◆ **EXERCISE**:
Tally how many lines of these entries hold the string "here". Return the number alone.

[Stored dataset items]
*** Block opens ***
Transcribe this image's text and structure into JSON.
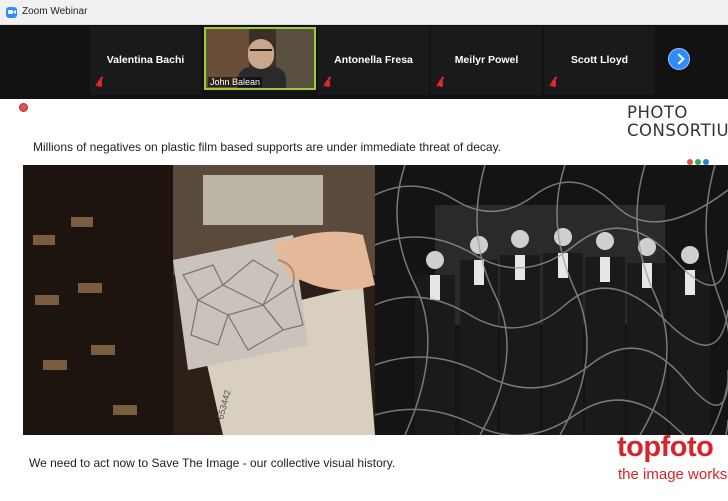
{
  "window": {
    "title": "Zoom Webinar"
  },
  "participants": [
    {
      "name": "Valentina Bachi",
      "muted": true
    },
    {
      "name": "John Balean",
      "video": true,
      "muted": false
    },
    {
      "name": "Antonella Fresa",
      "muted": true
    },
    {
      "name": "Meilyr Powel",
      "muted": true
    },
    {
      "name": "Scott Lloyd",
      "muted": true
    }
  ],
  "slide": {
    "top_text": "Millions of negatives on plastic film based supports are under immediate threat of decay.",
    "bottom_text": "We need to act now to Save The Image - our collective visual history.",
    "logo_photo": {
      "line1": "PHOTO",
      "line2": "CONSORTIUM",
      "dot_colors": [
        "#e8514d",
        "#3aaa55",
        "#2f7fd0"
      ]
    },
    "logo_topfoto": {
      "brand": "topfoto",
      "tagline": "the image works",
      "color": "#d8232a"
    },
    "left_image_label": "653442"
  },
  "icons": {
    "zoom_logo": "zoom-icon",
    "next": "chevron-right-icon",
    "mute": "muted-mic-icon",
    "record": "record-icon"
  }
}
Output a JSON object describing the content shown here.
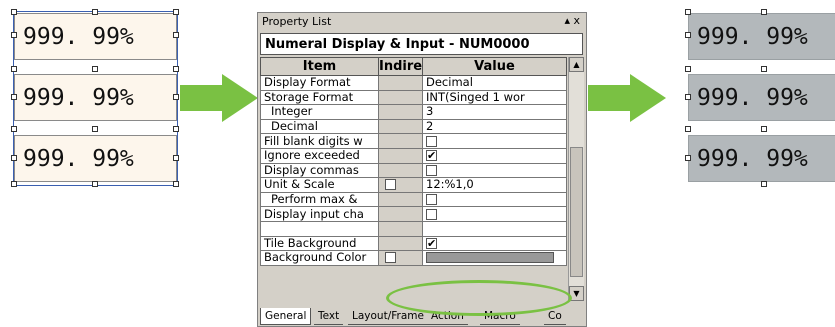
{
  "left_display": {
    "values": [
      "999. 99%",
      "999. 99%",
      "999. 99%"
    ]
  },
  "right_display": {
    "values": [
      "999. 99%",
      "999. 99%",
      "999. 99%"
    ]
  },
  "panel": {
    "title": "Property List",
    "controls": "▴ x",
    "header": "Numeral Display & Input - NUM0000",
    "columns": {
      "item": "Item",
      "indirect": "Indire",
      "value": "Value"
    },
    "rows": [
      {
        "item": "Display Format",
        "value": "Decimal",
        "type": "text"
      },
      {
        "item": "Storage Format",
        "value": "INT(Singed 1 wor",
        "type": "text"
      },
      {
        "item": "Integer",
        "value": "3",
        "type": "text",
        "indent": true
      },
      {
        "item": "Decimal",
        "value": "2",
        "type": "text",
        "indent": true
      },
      {
        "item": "Fill blank digits w",
        "value": "",
        "type": "check",
        "checked": false
      },
      {
        "item": "Ignore exceeded",
        "value": "",
        "type": "check",
        "checked": true
      },
      {
        "item": "Display commas",
        "value": "",
        "type": "check",
        "checked": false
      },
      {
        "item": "Unit & Scale",
        "value": "12:%1,0",
        "type": "text",
        "ind_check": true
      },
      {
        "item": "Perform max &",
        "value": "",
        "type": "check",
        "checked": false,
        "indent": true
      },
      {
        "item": "Display input cha",
        "value": "",
        "type": "check",
        "checked": false
      },
      {
        "item": "",
        "value": "",
        "type": "blank"
      },
      {
        "item": "Tile Background",
        "value": "",
        "type": "check",
        "checked": true
      },
      {
        "item": "Background Color",
        "value": "",
        "type": "color",
        "ind_check": true
      }
    ],
    "tabs": [
      "General",
      "Text",
      "Layout/Frame",
      "Action",
      "Macro",
      "Co"
    ],
    "check_mark": "✔"
  },
  "colors": {
    "left_bg": "#fdf6ec",
    "right_bg": "#b3b8bb",
    "arrow": "#7ac143",
    "bg_swatch": "#999999"
  }
}
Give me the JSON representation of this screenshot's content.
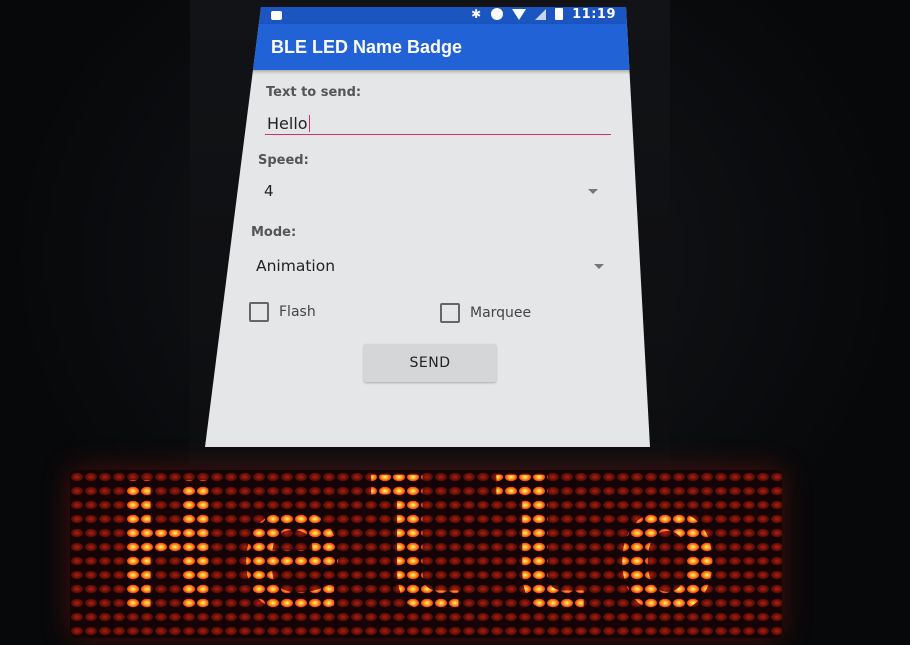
{
  "status_bar": {
    "time": "11:19",
    "icons": [
      "bluetooth-icon",
      "do-not-disturb-icon",
      "wifi-icon",
      "signal-icon",
      "battery-icon"
    ]
  },
  "app_bar": {
    "title": "BLE LED Name Badge"
  },
  "form": {
    "text_label": "Text to send:",
    "text_value": "Hello",
    "speed_label": "Speed:",
    "speed_value": "4",
    "mode_label": "Mode:",
    "mode_value": "Animation",
    "flash_label": "Flash",
    "flash_checked": false,
    "marquee_label": "Marquee",
    "marquee_checked": false,
    "send_label": "SEND"
  },
  "badge": {
    "text": "Hello",
    "color": "#ff2a12"
  }
}
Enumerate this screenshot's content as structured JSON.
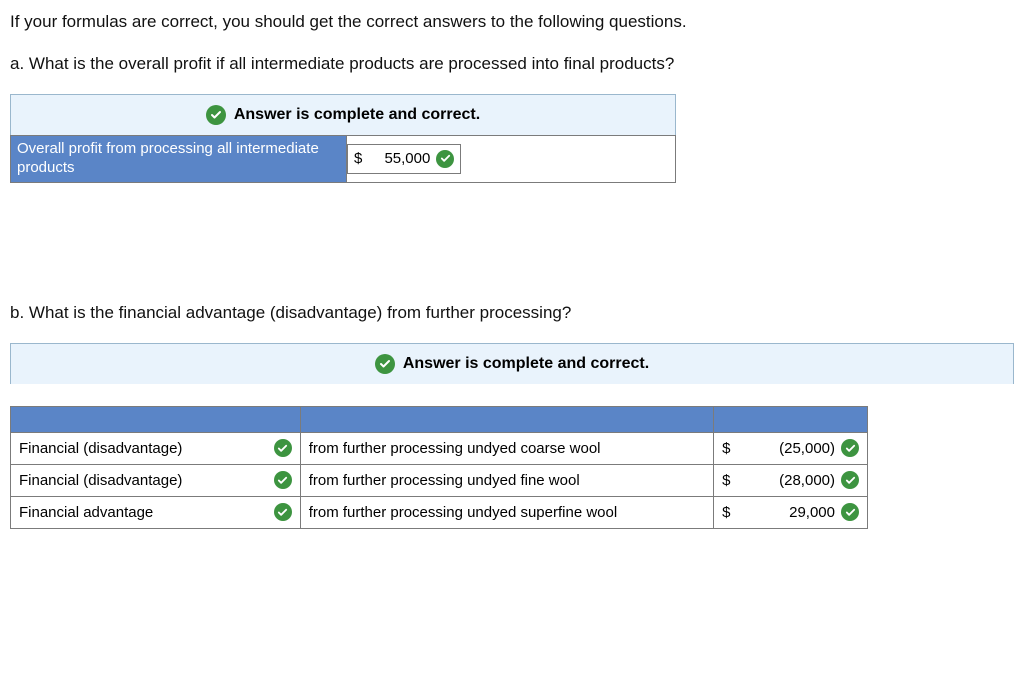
{
  "intro": "If your formulas are correct, you should get the correct answers to the following questions.",
  "partA": {
    "question": "a. What is the overall profit if all intermediate products are processed into final products?",
    "banner": "Answer is complete and correct.",
    "row_label": "Overall profit from processing all intermediate products",
    "currency": "$",
    "value": "55,000"
  },
  "partB": {
    "question": "b. What is the financial advantage (disadvantage) from further processing?",
    "banner": "Answer is complete and correct.",
    "rows": [
      {
        "type": "Financial (disadvantage)",
        "desc": "from further processing undyed coarse wool",
        "currency": "$",
        "amount": "(25,000)"
      },
      {
        "type": "Financial (disadvantage)",
        "desc": "from further processing undyed fine wool",
        "currency": "$",
        "amount": "(28,000)"
      },
      {
        "type": "Financial advantage",
        "desc": "from further processing undyed superfine wool",
        "currency": "$",
        "amount": "29,000"
      }
    ]
  }
}
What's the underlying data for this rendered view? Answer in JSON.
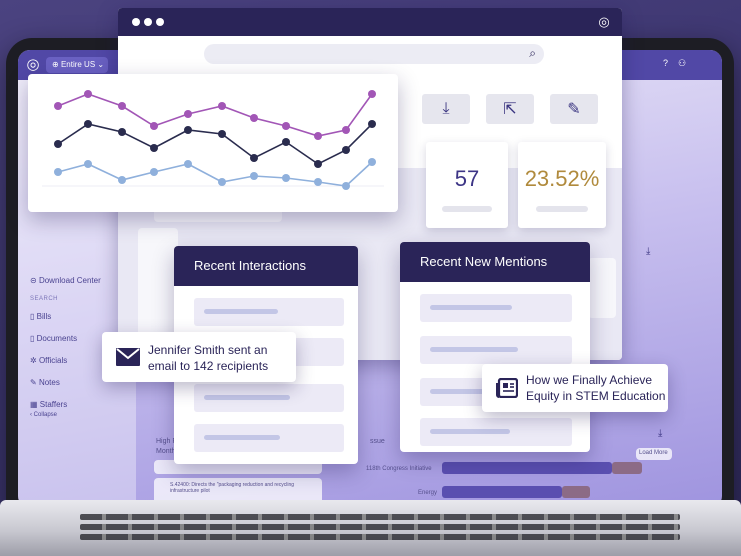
{
  "app": {
    "region": "Entire US",
    "sidebar": {
      "items": [
        "Download Center",
        "Bills",
        "Documents",
        "Officials",
        "Notes",
        "Staffers",
        "Collapse"
      ],
      "heads": [
        "SEARCH"
      ]
    },
    "background_text": {
      "high_priority": "High Pri",
      "month": "Month)",
      "issue": "ssue",
      "congress": "118th Congress Initiative",
      "energy": "Energy",
      "bill_snippet": "S.42400: Directs the \"packaging reduction and recycling infrastructure pilot",
      "load_more": "Load More"
    }
  },
  "stats": [
    {
      "value": "57",
      "color": "#3d3586"
    },
    {
      "value": "23.52%",
      "color": "#b08a3c"
    }
  ],
  "panels": {
    "interactions_title": "Recent Interactions",
    "mentions_title": "Recent New Mentions"
  },
  "callouts": {
    "email_line1": "Jennifer Smith sent an",
    "email_line2": "email to 142 recipients",
    "news_line1": "How we Finally Achieve",
    "news_line2": "Equity in STEM Education"
  },
  "colors": {
    "navy": "#2a2458",
    "purple_series": "#a256b6",
    "dark_series": "#2a2c4e",
    "blue_series": "#8fb0dc"
  },
  "icons": [
    "download-icon",
    "share-icon",
    "edit-icon",
    "search-icon",
    "email-icon",
    "newspaper-icon",
    "logo-icon"
  ]
}
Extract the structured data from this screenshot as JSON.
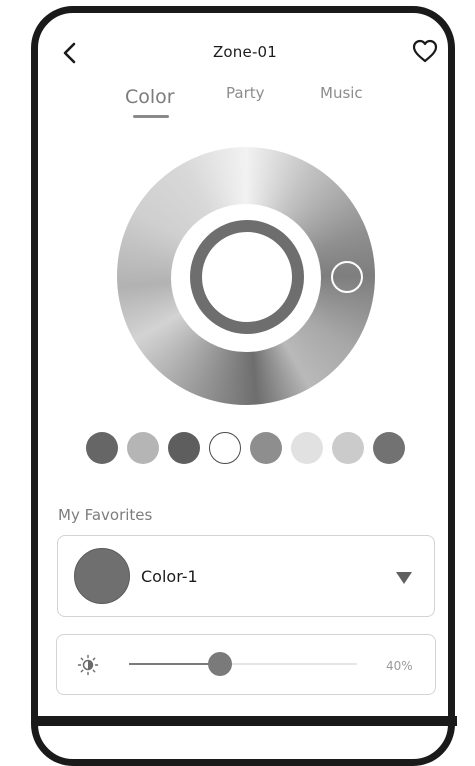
{
  "header": {
    "title": "Zone-01",
    "back_icon": "chevron-left-icon",
    "favorite_icon": "heart-icon"
  },
  "tabs": [
    {
      "label": "Color",
      "active": true
    },
    {
      "label": "Party",
      "active": false
    },
    {
      "label": "Music",
      "active": false
    }
  ],
  "color_wheel": {
    "selected_color": "#6e6e6e"
  },
  "swatches": [
    "#666666",
    "#b5b5b5",
    "#5e5e5e",
    "#ffffff",
    "#8e8e8e",
    "#e1e1e1",
    "#cbcbcb",
    "#727272"
  ],
  "favorites": {
    "label": "My Favorites",
    "selected": {
      "name": "Color-1",
      "color": "#6f6f6f"
    },
    "dropdown_icon": "triangle-down-icon"
  },
  "brightness": {
    "icon": "brightness-icon",
    "value": 40,
    "value_label": "40%"
  }
}
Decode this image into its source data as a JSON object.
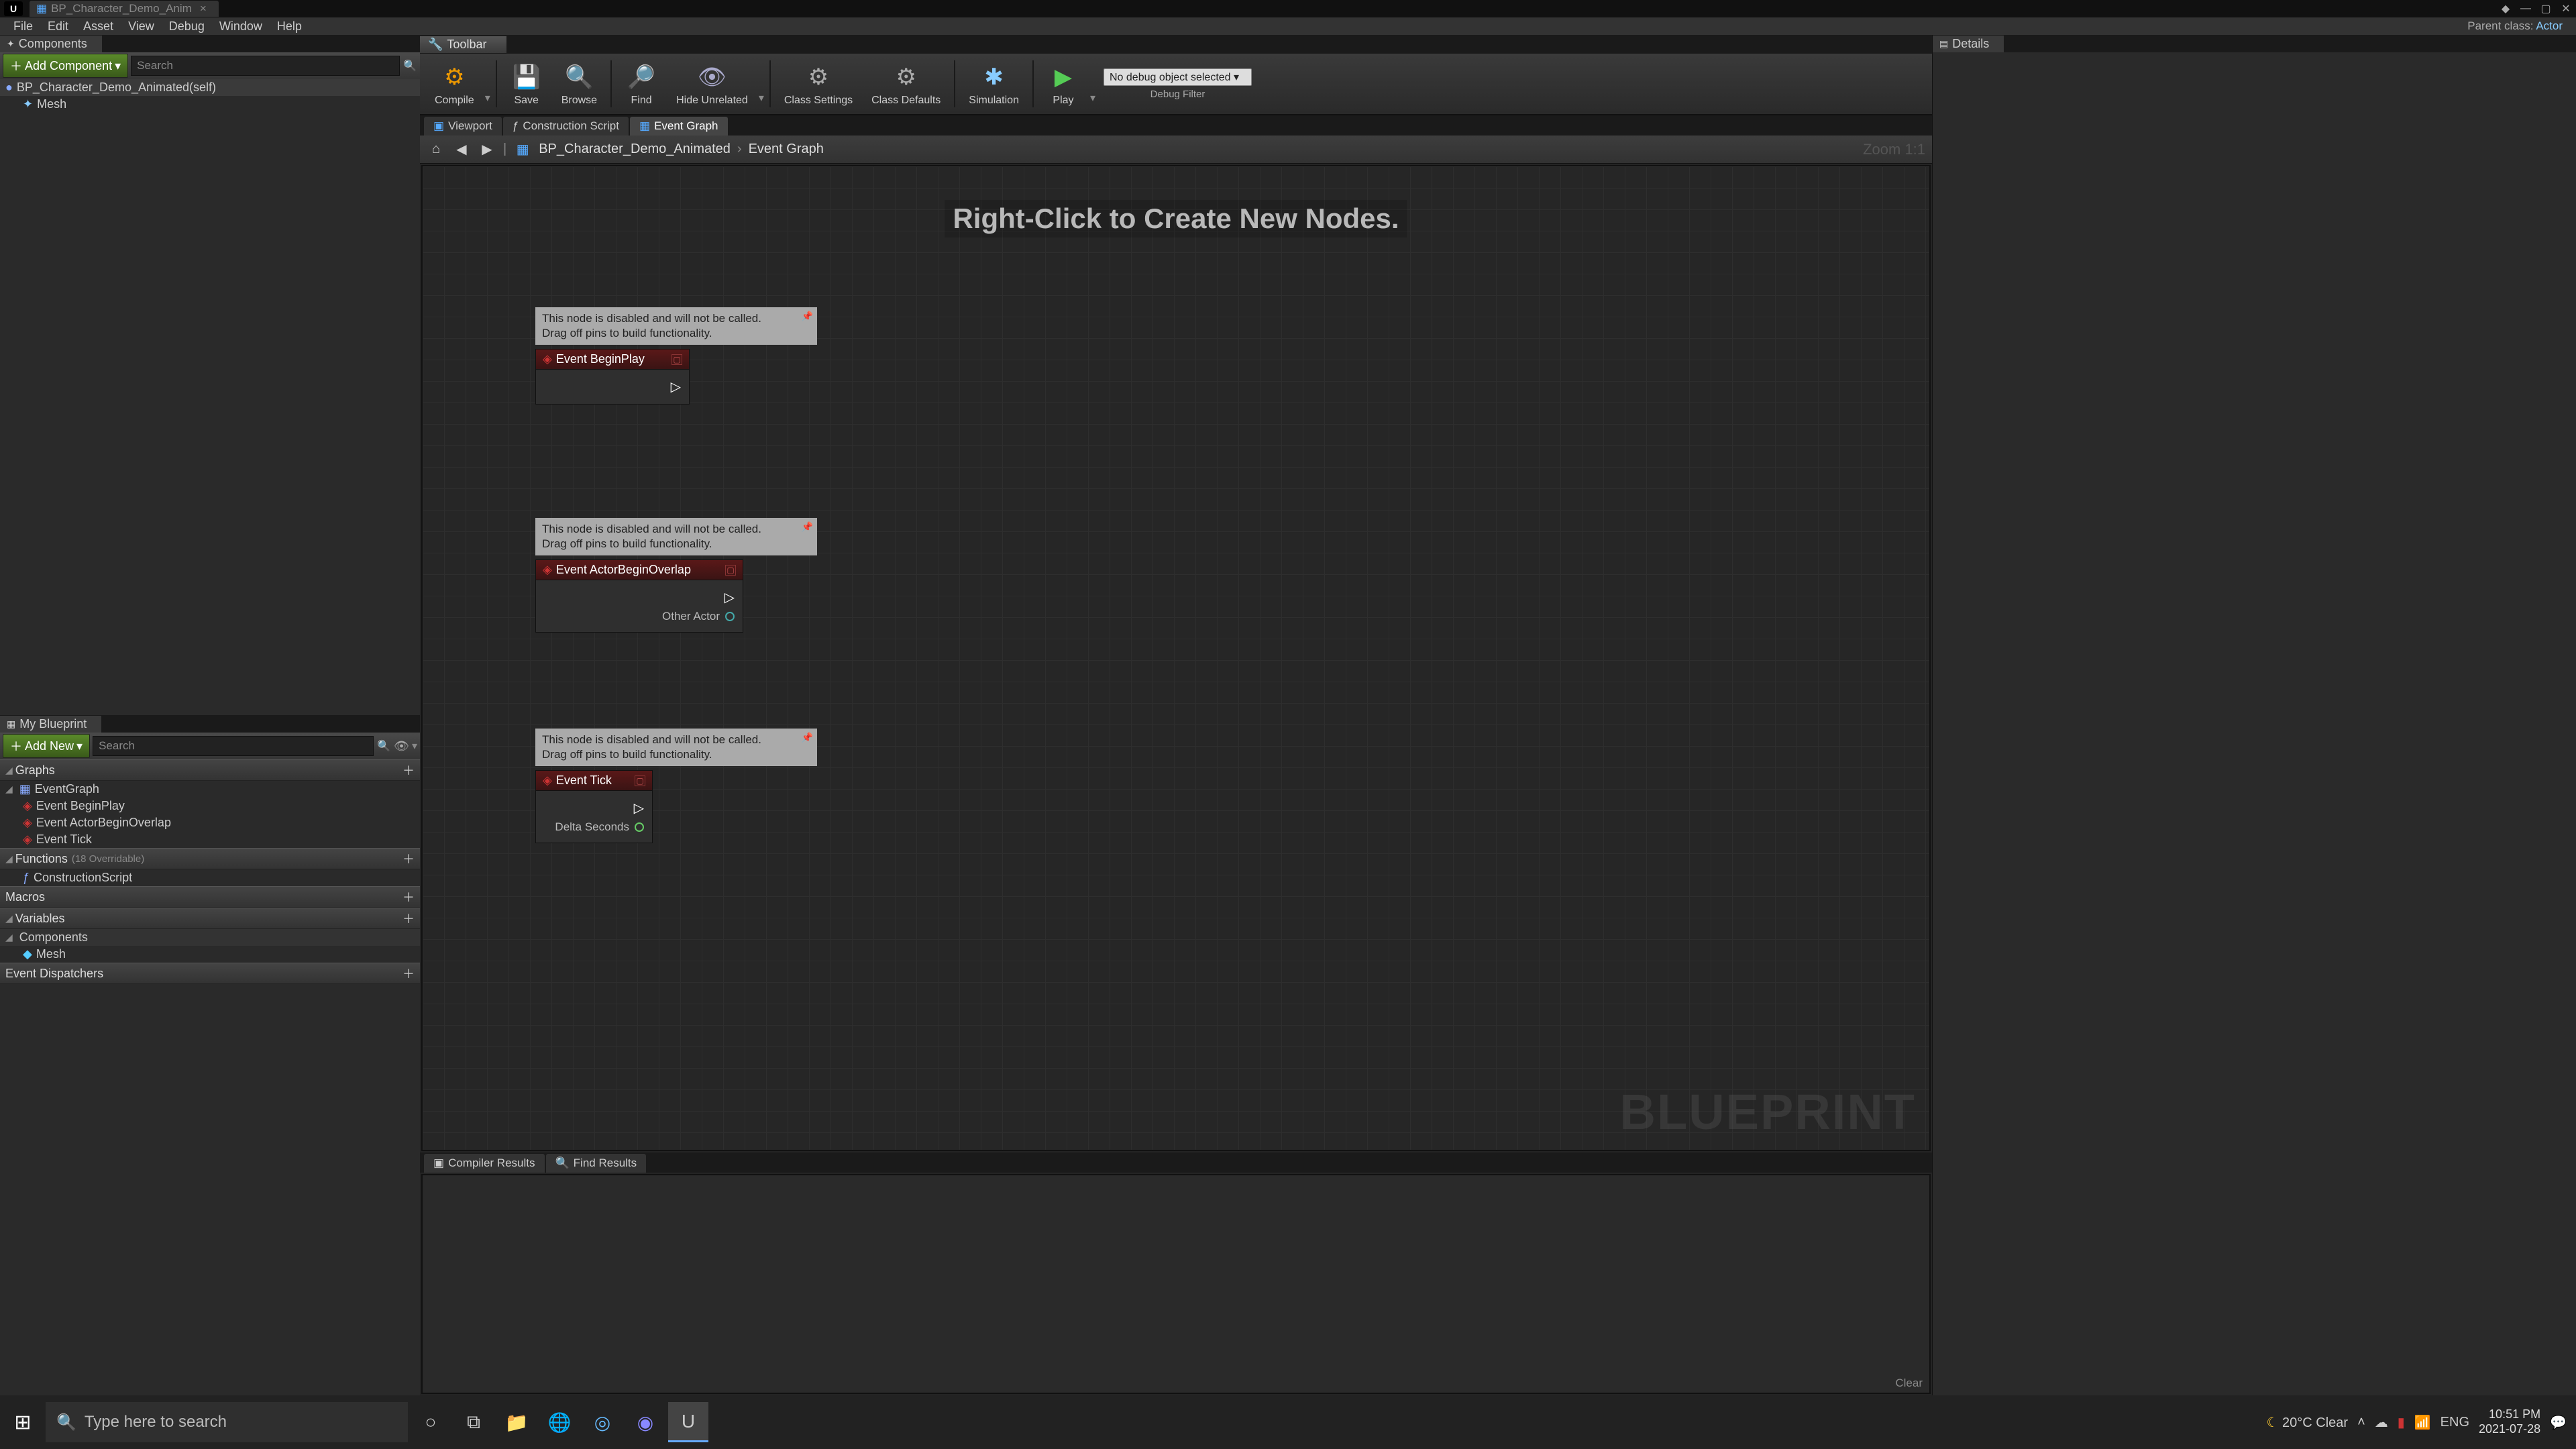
{
  "titlebar": {
    "tab": "BP_Character_Demo_Anim"
  },
  "menu": {
    "items": [
      "File",
      "Edit",
      "Asset",
      "View",
      "Debug",
      "Window",
      "Help"
    ],
    "parent_label": "Parent class:",
    "parent_value": "Actor"
  },
  "components_panel": {
    "title": "Components",
    "add_btn": "Add Component",
    "search_ph": "Search",
    "root": "BP_Character_Demo_Animated(self)",
    "child1": "Mesh"
  },
  "myblueprint": {
    "title": "My Blueprint",
    "add_btn": "Add New",
    "search_ph": "Search",
    "graphs": "Graphs",
    "eventgraph": "EventGraph",
    "ev1": "Event BeginPlay",
    "ev2": "Event ActorBeginOverlap",
    "ev3": "Event Tick",
    "functions": "Functions",
    "func_note": "(18 Overridable)",
    "construction": "ConstructionScript",
    "macros": "Macros",
    "variables": "Variables",
    "components": "Components",
    "mesh": "Mesh",
    "dispatchers": "Event Dispatchers"
  },
  "toolbar": {
    "title": "Toolbar",
    "compile": "Compile",
    "save": "Save",
    "browse": "Browse",
    "find": "Find",
    "hide": "Hide Unrelated",
    "settings": "Class Settings",
    "defaults": "Class Defaults",
    "sim": "Simulation",
    "play": "Play",
    "debug_sel": "No debug object selected",
    "debug_lbl": "Debug Filter"
  },
  "subtabs": {
    "viewport": "Viewport",
    "construction": "Construction Script",
    "eventgraph": "Event Graph"
  },
  "breadcrumb": {
    "root": "BP_Character_Demo_Animated",
    "leaf": "Event Graph",
    "zoom": "Zoom 1:1"
  },
  "graph": {
    "caption": "Right-Click to Create New Nodes.",
    "watermark": "BLUEPRINT",
    "disabled_l1": "This node is disabled and will not be called.",
    "disabled_l2": "Drag off pins to build functionality.",
    "node1_title": "Event BeginPlay",
    "node2_title": "Event ActorBeginOverlap",
    "node2_pin": "Other Actor",
    "node3_title": "Event Tick",
    "node3_pin": "Delta Seconds"
  },
  "bottom": {
    "compiler": "Compiler Results",
    "find": "Find Results",
    "clear": "Clear"
  },
  "details": {
    "title": "Details"
  },
  "taskbar": {
    "search_ph": "Type here to search",
    "weather": "20°C  Clear",
    "lang": "ENG",
    "time": "10:51 PM",
    "date": "2021-07-28"
  }
}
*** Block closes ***
◆ **PROBLEM SOLUTION**:
2